App and web page records:
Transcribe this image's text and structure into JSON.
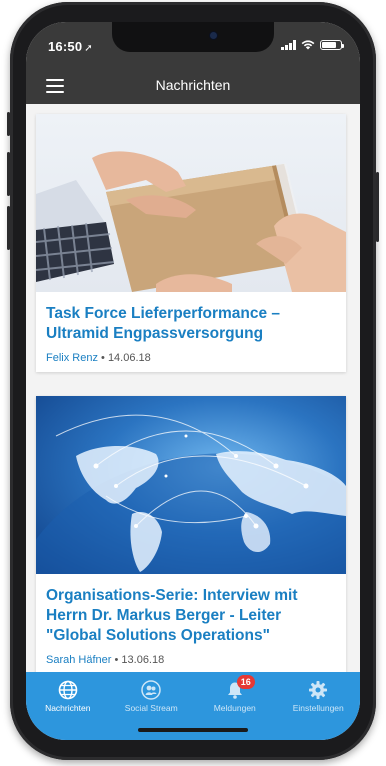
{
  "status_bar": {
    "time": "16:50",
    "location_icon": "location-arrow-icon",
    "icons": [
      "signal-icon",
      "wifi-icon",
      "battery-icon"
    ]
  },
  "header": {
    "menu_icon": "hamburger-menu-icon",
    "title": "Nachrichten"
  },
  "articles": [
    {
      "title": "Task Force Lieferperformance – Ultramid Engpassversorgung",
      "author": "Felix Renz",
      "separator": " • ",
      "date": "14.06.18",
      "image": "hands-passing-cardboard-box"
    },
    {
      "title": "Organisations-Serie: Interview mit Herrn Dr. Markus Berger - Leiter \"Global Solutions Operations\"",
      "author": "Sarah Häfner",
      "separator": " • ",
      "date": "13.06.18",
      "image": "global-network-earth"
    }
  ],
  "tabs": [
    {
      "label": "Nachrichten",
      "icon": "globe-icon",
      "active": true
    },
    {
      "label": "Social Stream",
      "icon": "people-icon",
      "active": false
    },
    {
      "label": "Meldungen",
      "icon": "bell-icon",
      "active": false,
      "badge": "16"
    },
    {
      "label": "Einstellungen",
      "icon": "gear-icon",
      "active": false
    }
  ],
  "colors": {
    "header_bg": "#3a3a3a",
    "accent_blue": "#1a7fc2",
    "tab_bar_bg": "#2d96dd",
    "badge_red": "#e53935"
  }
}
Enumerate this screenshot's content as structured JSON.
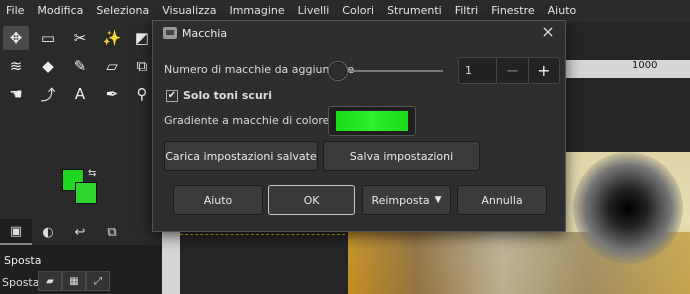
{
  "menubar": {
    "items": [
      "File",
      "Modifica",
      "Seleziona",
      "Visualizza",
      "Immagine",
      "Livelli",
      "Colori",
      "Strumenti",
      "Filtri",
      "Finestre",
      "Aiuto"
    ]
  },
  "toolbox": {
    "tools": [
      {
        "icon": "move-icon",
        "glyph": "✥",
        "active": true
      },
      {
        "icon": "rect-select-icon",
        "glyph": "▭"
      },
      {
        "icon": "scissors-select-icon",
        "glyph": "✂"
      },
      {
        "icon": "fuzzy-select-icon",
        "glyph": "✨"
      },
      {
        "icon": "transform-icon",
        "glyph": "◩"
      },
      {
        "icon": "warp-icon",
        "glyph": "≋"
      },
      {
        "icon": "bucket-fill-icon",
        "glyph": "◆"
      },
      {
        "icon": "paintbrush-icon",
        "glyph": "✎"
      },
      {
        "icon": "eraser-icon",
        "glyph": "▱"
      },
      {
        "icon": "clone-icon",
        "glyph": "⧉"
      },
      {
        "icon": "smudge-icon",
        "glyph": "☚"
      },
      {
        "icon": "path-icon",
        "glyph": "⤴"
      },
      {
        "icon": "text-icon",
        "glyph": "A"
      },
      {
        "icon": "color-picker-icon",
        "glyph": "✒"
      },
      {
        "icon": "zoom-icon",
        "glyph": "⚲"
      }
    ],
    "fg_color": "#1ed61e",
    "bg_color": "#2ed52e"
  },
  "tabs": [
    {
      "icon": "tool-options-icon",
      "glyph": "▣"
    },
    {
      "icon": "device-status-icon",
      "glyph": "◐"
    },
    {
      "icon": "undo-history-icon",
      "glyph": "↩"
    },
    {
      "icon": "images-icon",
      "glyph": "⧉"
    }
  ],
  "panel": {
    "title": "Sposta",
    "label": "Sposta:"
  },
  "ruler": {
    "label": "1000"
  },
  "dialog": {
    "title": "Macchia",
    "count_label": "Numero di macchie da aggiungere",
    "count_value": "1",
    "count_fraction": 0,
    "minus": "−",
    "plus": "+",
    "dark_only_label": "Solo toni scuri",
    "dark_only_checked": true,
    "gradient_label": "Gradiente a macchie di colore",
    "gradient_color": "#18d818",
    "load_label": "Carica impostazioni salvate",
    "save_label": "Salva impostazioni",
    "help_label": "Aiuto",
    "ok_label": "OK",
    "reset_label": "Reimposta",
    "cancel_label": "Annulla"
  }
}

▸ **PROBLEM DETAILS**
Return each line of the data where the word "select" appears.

▸ **RESPONSE**
        "icon": "rect-select-icon",
        "icon": "scissors-select-icon",
        "icon": "fuzzy-select-icon",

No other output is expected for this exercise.